Debra Malbin has had both a unique and immensely successful career in the fashion industry. Upon graduating from FSF member school, the University of Florida, with a degree in Marketing, she started working for a media agency in New York. At first, like many graduates, she did not find her first job to be aligned with her true passions, therefore, on a whim, Debra applied for a seasonal role at Bloomingdale’s and was hired. She remained with the company for eight years, and was promoted from a position as an assistant buyer, to department manager, to a buyer for multiple divisions in both home and menswear. As her eighth year rolled in, she decided to move to a wholesale position at Jhane Barnes which was owned by Oxford Industries. There, she went from being a VP of sales to becoming a president of multiple divisions, both positions in which she found herself truly thriving because of her natural propensity for oversight, teamwork, and larger-scale decision making.
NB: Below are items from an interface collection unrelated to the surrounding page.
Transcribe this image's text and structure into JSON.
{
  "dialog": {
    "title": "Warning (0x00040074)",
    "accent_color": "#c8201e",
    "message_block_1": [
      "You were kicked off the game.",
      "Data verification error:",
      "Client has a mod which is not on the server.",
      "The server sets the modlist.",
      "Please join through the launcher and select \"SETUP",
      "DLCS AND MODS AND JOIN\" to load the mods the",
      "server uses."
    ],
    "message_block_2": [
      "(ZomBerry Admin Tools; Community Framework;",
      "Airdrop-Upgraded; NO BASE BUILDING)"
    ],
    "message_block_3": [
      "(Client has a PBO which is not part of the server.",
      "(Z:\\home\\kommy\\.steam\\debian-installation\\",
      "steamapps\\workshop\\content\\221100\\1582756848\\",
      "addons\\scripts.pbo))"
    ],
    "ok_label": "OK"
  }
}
Her final career move happened when she started her own executive recruiting business, Debra Malbin Associates, which blended all of her unique talents and interests. DMA is a small boutique search firm that specializes in recruiting middle to senior management executives.
Firstly, Debra shared with the scholars the different opportunities that are available for graduates, and what the various jobs in the industry entail. “There are so many different jobs in fashion,” Debra expressed, “Students usually aspire to go into buying or marketing, but they have never even been exposed to licensing or strategy”. She further explained that a job in licensing has the potential to blend the diverse interests, such as sales, product, and interpersonal communication skills, of someone who is not blatantly set on one thing. “Your first job(s) are a sort of elimination process; the search is like a pyramid, where you start with a broader selection and then it gets more and more narrow as you check off what you dislike”, Debra explained.
Next, Debra went in-depth on both good and bad interviewing techniques, from her point of view as someone who has had extensive experience with recruiting. “You never get a second chance at a first impression,” Debra stressed, “After that one second, it will be difficult to sway someone into thinking of you otherwise, so look presentable, have a firm handshake, and appear confident. If you can, choose the middle seat instead of a seat to the far right or far left”. Alyssa Zinola, events and social media manager for FSF, added that a good idea is to dress professionally, even for a phone interview. “When you are dressed up, you are more likely to speak professionally and envision yourself in an interview setting rather than speaking as if you are on the phone with a friend”, she explained.
Lastly, Debra talked the scholars through several tips regarding their resumes and cover letters. “How long should a cover letter be?” One scholar asked, “I’ve heard opposing perspectives on whether they should be a full page or just one paragraph”. Debra answered by explaining that, since many people in the fashion industry are both visual and often pressed for time, they appreciate brevity and concision. “A cover letter should be two paragraphs,” She articulated, “One paragraph which explains who you are and what your skills are, and another which explains why you want to work for this particular company and why the position matches your skills and qualifications”. Debra also stressed the importance of being honest on your resume, as well as knowing the dates, locations, and key learning points of the jobs listed. “I’m surprised at how many people can’t tell me the dates of when they held certain positions,” she said. “You have one short life so you should be able to know it inside-out.”
Debra concluded the breakfast by inquiring about the scholars’ future career goals, as well as giving them extra bits of advice on how to be successful in the industry. The scholars left the event with both inspiration and a plethora of meaningful tips which they will be able to employ in their job search and future careers.